EXERCISE BRIEF: For the entries that follow, state how many lines include the word "idea", giving the number and nothing else.

(Page and application data records)
########

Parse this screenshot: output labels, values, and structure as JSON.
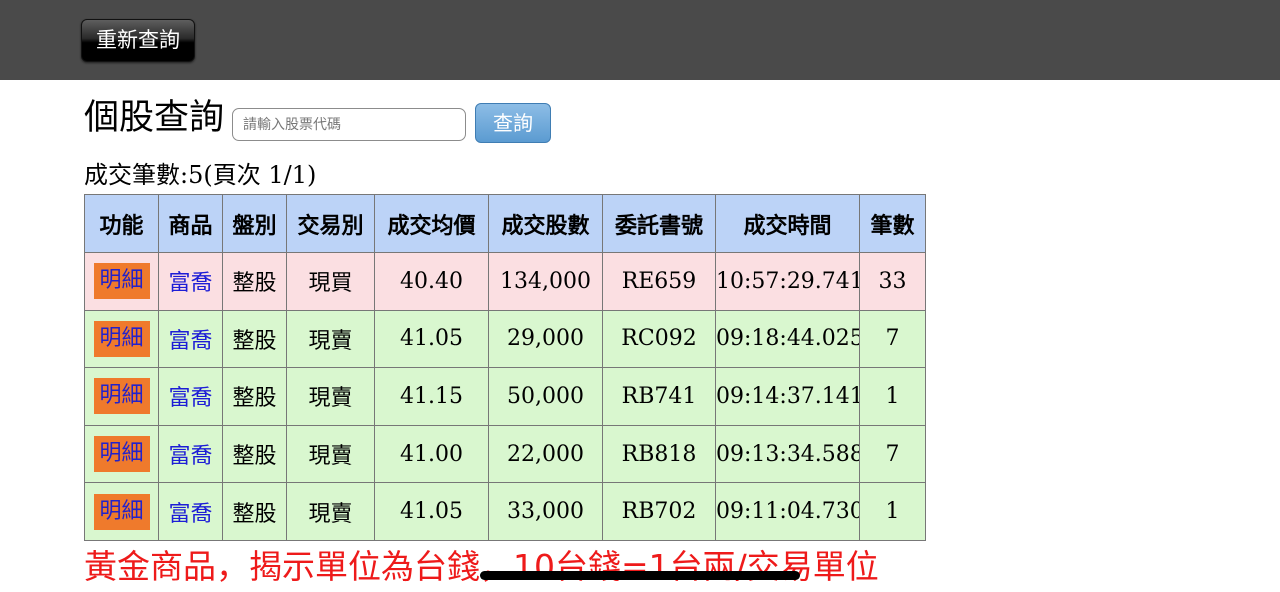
{
  "toolbar": {
    "refresh_label": "重新查詢"
  },
  "search": {
    "title": "個股查詢",
    "placeholder": "請輸入股票代碼",
    "button_label": "查詢"
  },
  "summary": "成交筆數:5(頁次 1/1)",
  "table": {
    "headers": [
      "功能",
      "商品",
      "盤別",
      "交易別",
      "成交均價",
      "成交股數",
      "委託書號",
      "成交時間",
      "筆數"
    ],
    "rows": [
      {
        "action": "明細",
        "product": "富喬",
        "session": "整股",
        "side": "現買",
        "avg_price": "40.40",
        "shares": "134,000",
        "order_no": "RE659",
        "time": "10:57:29.741",
        "count": "33"
      },
      {
        "action": "明細",
        "product": "富喬",
        "session": "整股",
        "side": "現賣",
        "avg_price": "41.05",
        "shares": "29,000",
        "order_no": "RC092",
        "time": "09:18:44.025",
        "count": "7"
      },
      {
        "action": "明細",
        "product": "富喬",
        "session": "整股",
        "side": "現賣",
        "avg_price": "41.15",
        "shares": "50,000",
        "order_no": "RB741",
        "time": "09:14:37.141",
        "count": "1"
      },
      {
        "action": "明細",
        "product": "富喬",
        "session": "整股",
        "side": "現賣",
        "avg_price": "41.00",
        "shares": "22,000",
        "order_no": "RB818",
        "time": "09:13:34.588",
        "count": "7"
      },
      {
        "action": "明細",
        "product": "富喬",
        "session": "整股",
        "side": "現賣",
        "avg_price": "41.05",
        "shares": "33,000",
        "order_no": "RB702",
        "time": "09:11:04.730",
        "count": "1"
      }
    ]
  },
  "notice": "黃金商品，揭示單位為台錢，10台錢=1台兩/交易單位",
  "colors": {
    "buy_row": "#fbdfe2",
    "sell_row": "#d9f7cf",
    "header": "#bcd3f7",
    "notice": "#ee1a1a",
    "detail_button": "#ef7a2c"
  }
}
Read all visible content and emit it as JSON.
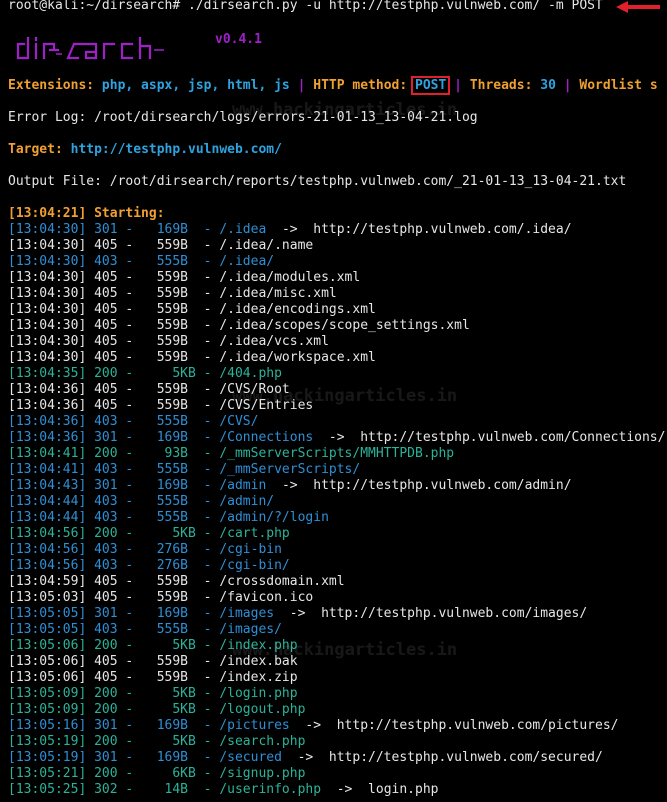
{
  "command": "root@kali:~/dirsearch# ./dirsearch.py -u http://testphp.vulnweb.com/ -m POST",
  "version": "v0.4.1",
  "info": {
    "ext_label": "Extensions:",
    "ext_value": "php, aspx, jsp, html, js",
    "sep": "|",
    "method_label": "HTTP method:",
    "method_value": "POST",
    "threads_label": "Threads:",
    "threads_value": "30",
    "wordlist_label": "Wordlist s"
  },
  "error_log": "Error Log: /root/dirsearch/logs/errors-21-01-13_13-04-21.log",
  "target_label": "Target:",
  "target_value": "http://testphp.vulnweb.com/",
  "output_file": "Output File: /root/dirsearch/reports/testphp.vulnweb.com/_21-01-13_13-04-21.txt",
  "starting": "[13:04:21] Starting:",
  "watermark": "www.hackingarticles.in",
  "colors": {
    "orange": "#f0a030",
    "cyan": "#2ea3e0",
    "purple": "#a020c8",
    "teal": "#2bb39a",
    "red": "#e0202a"
  },
  "results": [
    {
      "text": "[13:04:30] 301 -   169B  - /.idea  ",
      "redirect": "->  http://testphp.vulnweb.com/.idea/",
      "status": "301"
    },
    {
      "text": "[13:04:30] 405 -   559B  - /.idea/.name",
      "status": "405"
    },
    {
      "text": "[13:04:30] 403 -   555B  - /.idea/",
      "status": "403"
    },
    {
      "text": "[13:04:30] 405 -   559B  - /.idea/modules.xml",
      "status": "405"
    },
    {
      "text": "[13:04:30] 405 -   559B  - /.idea/misc.xml",
      "status": "405"
    },
    {
      "text": "[13:04:30] 405 -   559B  - /.idea/encodings.xml",
      "status": "405"
    },
    {
      "text": "[13:04:30] 405 -   559B  - /.idea/scopes/scope_settings.xml",
      "status": "405"
    },
    {
      "text": "[13:04:30] 405 -   559B  - /.idea/vcs.xml",
      "status": "405"
    },
    {
      "text": "[13:04:30] 405 -   559B  - /.idea/workspace.xml",
      "status": "405"
    },
    {
      "text": "[13:04:35] 200 -     5KB - /404.php",
      "status": "200"
    },
    {
      "text": "[13:04:36] 405 -   559B  - /CVS/Root",
      "status": "405"
    },
    {
      "text": "[13:04:36] 405 -   559B  - /CVS/Entries",
      "status": "405"
    },
    {
      "text": "[13:04:36] 403 -   555B  - /CVS/",
      "status": "403"
    },
    {
      "text": "[13:04:36] 301 -   169B  - /Connections  ",
      "redirect": "->  http://testphp.vulnweb.com/Connections/",
      "status": "301"
    },
    {
      "text": "[13:04:41] 200 -    93B  - /_mmServerScripts/MMHTTPDB.php",
      "status": "200"
    },
    {
      "text": "[13:04:41] 403 -   555B  - /_mmServerScripts/",
      "status": "403"
    },
    {
      "text": "[13:04:43] 301 -   169B  - /admin  ",
      "redirect": "->  http://testphp.vulnweb.com/admin/",
      "status": "301"
    },
    {
      "text": "[13:04:44] 403 -   555B  - /admin/",
      "status": "403"
    },
    {
      "text": "[13:04:44] 403 -   555B  - /admin/?/login",
      "status": "403"
    },
    {
      "text": "[13:04:56] 200 -     5KB - /cart.php",
      "status": "200"
    },
    {
      "text": "[13:04:56] 403 -   276B  - /cgi-bin",
      "status": "403"
    },
    {
      "text": "[13:04:56] 403 -   276B  - /cgi-bin/",
      "status": "403"
    },
    {
      "text": "[13:04:59] 405 -   559B  - /crossdomain.xml",
      "status": "405"
    },
    {
      "text": "[13:05:03] 405 -   559B  - /favicon.ico",
      "status": "405"
    },
    {
      "text": "[13:05:05] 301 -   169B  - /images  ",
      "redirect": "->  http://testphp.vulnweb.com/images/",
      "status": "301"
    },
    {
      "text": "[13:05:05] 403 -   555B  - /images/",
      "status": "403"
    },
    {
      "text": "[13:05:06] 200 -     5KB - /index.php",
      "status": "200"
    },
    {
      "text": "[13:05:06] 405 -   559B  - /index.bak",
      "status": "405"
    },
    {
      "text": "[13:05:06] 405 -   559B  - /index.zip",
      "status": "405"
    },
    {
      "text": "[13:05:09] 200 -     5KB - /login.php",
      "status": "200"
    },
    {
      "text": "[13:05:09] 200 -     5KB - /logout.php",
      "status": "200"
    },
    {
      "text": "[13:05:16] 301 -   169B  - /pictures  ",
      "redirect": "->  http://testphp.vulnweb.com/pictures/",
      "status": "301"
    },
    {
      "text": "[13:05:19] 200 -     5KB - /search.php",
      "status": "200"
    },
    {
      "text": "[13:05:19] 301 -   169B  - /secured  ",
      "redirect": "->  http://testphp.vulnweb.com/secured/",
      "status": "301"
    },
    {
      "text": "[13:05:21] 200 -     6KB - /signup.php",
      "status": "200"
    },
    {
      "text": "[13:05:25] 302 -    14B  - /userinfo.php  ",
      "redirect": "->  login.php",
      "status": "302"
    }
  ]
}
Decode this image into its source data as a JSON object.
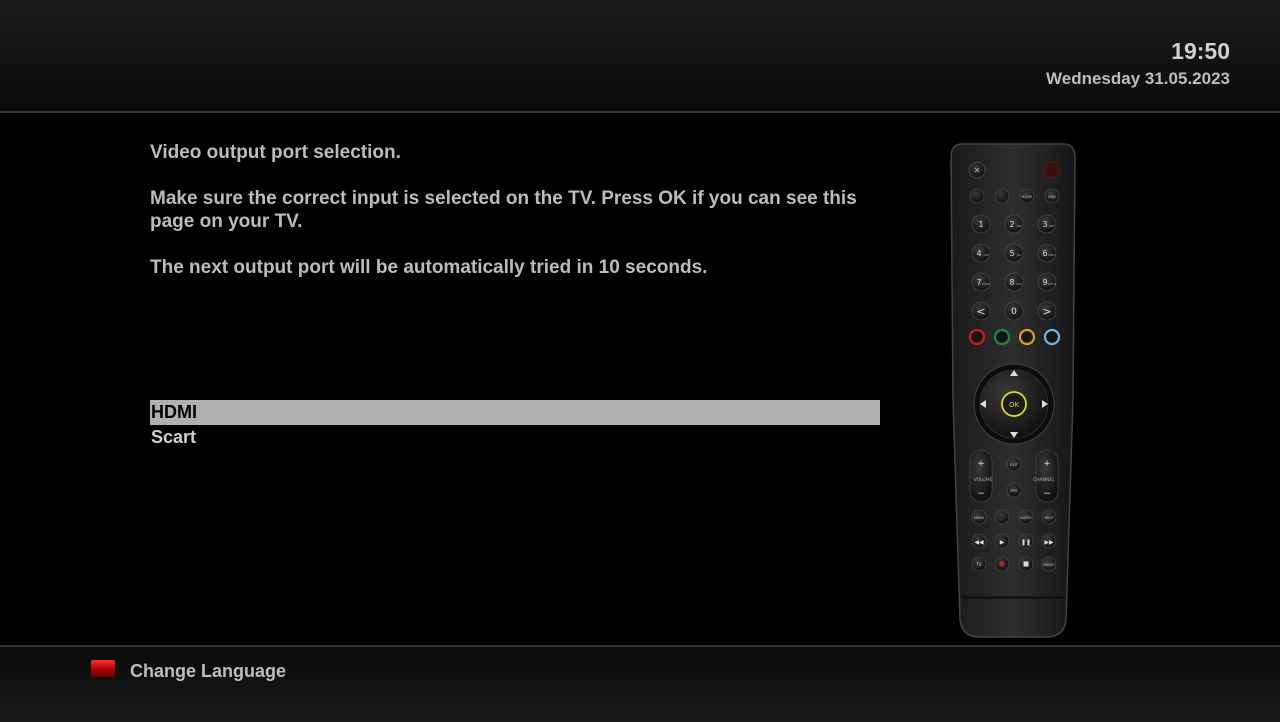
{
  "header": {
    "time": "19:50",
    "date": "Wednesday 31.05.2023"
  },
  "main": {
    "heading": "Video output port selection.",
    "instruction": "Make sure the correct input is selected on the TV. Press OK if you can see this page on your TV.",
    "timer_text": "The next output port will be automatically tried in 10 seconds."
  },
  "ports": [
    {
      "label": "HDMI",
      "selected": true
    },
    {
      "label": "Scart",
      "selected": false
    }
  ],
  "remote": {
    "top_keys": [
      "HOME",
      "END"
    ],
    "digits": [
      {
        "n": "1",
        "s": ""
      },
      {
        "n": "2",
        "s": "ABC"
      },
      {
        "n": "3",
        "s": "DEF"
      },
      {
        "n": "4",
        "s": "GHI"
      },
      {
        "n": "5",
        "s": "JKL"
      },
      {
        "n": "6",
        "s": "MNO"
      },
      {
        "n": "7",
        "s": "PQRS"
      },
      {
        "n": "8",
        "s": "TUV"
      },
      {
        "n": "9",
        "s": "WXYZ"
      }
    ],
    "zero": "0",
    "ok": "OK",
    "volume": "VOLUME",
    "channel": "CHANNEL",
    "exit": "EXIT",
    "epg": "EPG",
    "row_keys": [
      "MENU",
      "AUDIO",
      "HELP"
    ],
    "tv": "TV",
    "radio": "RADIO",
    "color_keys": [
      "#c62020",
      "#1f8a3a",
      "#d7a21c",
      "#6fb3e8"
    ]
  },
  "footer": {
    "red_key_label": "Change Language",
    "red_key_color": "#d11a1a"
  }
}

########

EXERCISE ANSWER: 10